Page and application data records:
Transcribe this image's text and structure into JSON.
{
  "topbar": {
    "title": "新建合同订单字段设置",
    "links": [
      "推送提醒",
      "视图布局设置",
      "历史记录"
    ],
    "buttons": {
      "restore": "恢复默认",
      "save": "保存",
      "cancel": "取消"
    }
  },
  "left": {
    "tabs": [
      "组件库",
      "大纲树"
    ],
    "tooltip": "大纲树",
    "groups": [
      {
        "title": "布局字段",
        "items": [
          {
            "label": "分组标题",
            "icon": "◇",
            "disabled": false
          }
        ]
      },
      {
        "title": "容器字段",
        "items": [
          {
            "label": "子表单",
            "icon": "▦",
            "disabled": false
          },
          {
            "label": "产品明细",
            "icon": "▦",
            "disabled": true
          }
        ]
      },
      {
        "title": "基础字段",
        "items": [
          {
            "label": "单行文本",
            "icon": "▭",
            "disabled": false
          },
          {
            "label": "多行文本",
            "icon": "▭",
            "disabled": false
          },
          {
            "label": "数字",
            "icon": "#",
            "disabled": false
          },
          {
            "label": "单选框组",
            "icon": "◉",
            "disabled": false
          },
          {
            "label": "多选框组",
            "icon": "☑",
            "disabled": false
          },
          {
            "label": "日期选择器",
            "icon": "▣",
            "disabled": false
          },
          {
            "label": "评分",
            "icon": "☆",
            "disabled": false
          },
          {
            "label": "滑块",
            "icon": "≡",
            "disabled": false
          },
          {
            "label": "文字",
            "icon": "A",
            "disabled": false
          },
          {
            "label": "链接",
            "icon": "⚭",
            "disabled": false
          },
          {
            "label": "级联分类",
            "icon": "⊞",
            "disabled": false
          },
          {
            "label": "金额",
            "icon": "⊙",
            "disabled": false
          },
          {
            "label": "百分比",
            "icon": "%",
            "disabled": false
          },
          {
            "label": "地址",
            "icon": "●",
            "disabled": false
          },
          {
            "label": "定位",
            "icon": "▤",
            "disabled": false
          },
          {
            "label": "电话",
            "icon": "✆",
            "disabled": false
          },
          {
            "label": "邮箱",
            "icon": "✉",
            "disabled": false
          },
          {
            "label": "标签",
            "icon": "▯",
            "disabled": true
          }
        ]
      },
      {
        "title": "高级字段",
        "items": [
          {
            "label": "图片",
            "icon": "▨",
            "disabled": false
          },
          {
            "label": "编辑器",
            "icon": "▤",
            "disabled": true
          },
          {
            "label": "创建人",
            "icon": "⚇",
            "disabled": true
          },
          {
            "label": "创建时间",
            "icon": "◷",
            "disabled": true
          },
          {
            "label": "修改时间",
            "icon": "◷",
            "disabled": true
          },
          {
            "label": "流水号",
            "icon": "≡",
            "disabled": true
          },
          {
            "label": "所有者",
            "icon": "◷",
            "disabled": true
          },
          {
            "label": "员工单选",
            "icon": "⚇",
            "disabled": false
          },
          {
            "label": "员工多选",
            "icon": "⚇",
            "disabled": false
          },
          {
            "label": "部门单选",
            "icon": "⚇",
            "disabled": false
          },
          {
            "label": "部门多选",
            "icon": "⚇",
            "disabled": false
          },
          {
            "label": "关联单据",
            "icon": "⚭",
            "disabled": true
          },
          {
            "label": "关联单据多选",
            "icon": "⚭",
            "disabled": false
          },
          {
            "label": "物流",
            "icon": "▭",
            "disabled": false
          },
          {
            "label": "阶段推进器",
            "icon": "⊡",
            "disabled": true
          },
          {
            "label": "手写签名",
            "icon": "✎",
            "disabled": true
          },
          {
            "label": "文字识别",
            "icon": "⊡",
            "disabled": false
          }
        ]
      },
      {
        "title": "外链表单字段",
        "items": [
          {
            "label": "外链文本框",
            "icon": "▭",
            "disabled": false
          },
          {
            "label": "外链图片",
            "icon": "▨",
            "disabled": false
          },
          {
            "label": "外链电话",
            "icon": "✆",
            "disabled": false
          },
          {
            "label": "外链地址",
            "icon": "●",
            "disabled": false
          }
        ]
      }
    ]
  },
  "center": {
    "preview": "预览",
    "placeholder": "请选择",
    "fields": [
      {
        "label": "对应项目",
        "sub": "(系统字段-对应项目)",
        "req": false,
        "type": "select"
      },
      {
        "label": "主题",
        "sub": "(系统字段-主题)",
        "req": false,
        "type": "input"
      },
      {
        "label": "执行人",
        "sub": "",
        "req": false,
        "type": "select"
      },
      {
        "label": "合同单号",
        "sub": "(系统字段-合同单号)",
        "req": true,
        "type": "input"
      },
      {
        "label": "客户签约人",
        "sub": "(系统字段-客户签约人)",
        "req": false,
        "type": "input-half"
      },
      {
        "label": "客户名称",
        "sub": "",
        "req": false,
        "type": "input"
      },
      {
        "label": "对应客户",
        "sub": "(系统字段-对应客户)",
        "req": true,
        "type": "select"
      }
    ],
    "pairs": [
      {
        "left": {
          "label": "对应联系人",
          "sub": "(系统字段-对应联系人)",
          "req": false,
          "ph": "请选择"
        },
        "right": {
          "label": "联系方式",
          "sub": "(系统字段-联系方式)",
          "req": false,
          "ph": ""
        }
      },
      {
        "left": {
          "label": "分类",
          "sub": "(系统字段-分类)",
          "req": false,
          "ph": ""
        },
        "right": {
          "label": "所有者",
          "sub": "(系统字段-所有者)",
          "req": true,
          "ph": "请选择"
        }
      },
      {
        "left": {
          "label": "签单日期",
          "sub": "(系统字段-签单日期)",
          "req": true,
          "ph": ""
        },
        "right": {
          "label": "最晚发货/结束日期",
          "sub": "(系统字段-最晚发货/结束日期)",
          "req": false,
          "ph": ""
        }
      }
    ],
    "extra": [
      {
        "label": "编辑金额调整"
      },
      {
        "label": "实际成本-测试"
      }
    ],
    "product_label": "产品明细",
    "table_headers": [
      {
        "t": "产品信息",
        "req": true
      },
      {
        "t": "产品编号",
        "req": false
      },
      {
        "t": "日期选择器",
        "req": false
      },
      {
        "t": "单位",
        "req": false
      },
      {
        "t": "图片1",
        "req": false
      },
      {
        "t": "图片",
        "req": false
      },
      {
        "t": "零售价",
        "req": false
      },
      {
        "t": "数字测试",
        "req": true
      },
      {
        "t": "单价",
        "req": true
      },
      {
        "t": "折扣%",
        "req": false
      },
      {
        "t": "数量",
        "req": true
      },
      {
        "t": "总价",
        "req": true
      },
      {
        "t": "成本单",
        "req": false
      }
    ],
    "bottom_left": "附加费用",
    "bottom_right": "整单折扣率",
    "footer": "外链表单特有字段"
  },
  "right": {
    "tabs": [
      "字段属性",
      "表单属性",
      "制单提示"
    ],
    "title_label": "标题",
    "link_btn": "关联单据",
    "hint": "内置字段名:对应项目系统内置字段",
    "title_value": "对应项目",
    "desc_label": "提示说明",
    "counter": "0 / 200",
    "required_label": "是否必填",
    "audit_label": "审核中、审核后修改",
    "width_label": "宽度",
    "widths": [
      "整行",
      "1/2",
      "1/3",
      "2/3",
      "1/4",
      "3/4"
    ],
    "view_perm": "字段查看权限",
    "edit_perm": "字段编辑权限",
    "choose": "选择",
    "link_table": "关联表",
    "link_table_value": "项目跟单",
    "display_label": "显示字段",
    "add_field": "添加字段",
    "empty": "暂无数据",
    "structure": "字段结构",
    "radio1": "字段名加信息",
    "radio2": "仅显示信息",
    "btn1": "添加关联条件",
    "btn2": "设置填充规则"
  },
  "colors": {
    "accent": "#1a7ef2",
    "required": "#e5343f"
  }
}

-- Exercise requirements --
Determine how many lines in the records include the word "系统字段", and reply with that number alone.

-- Answer below --
11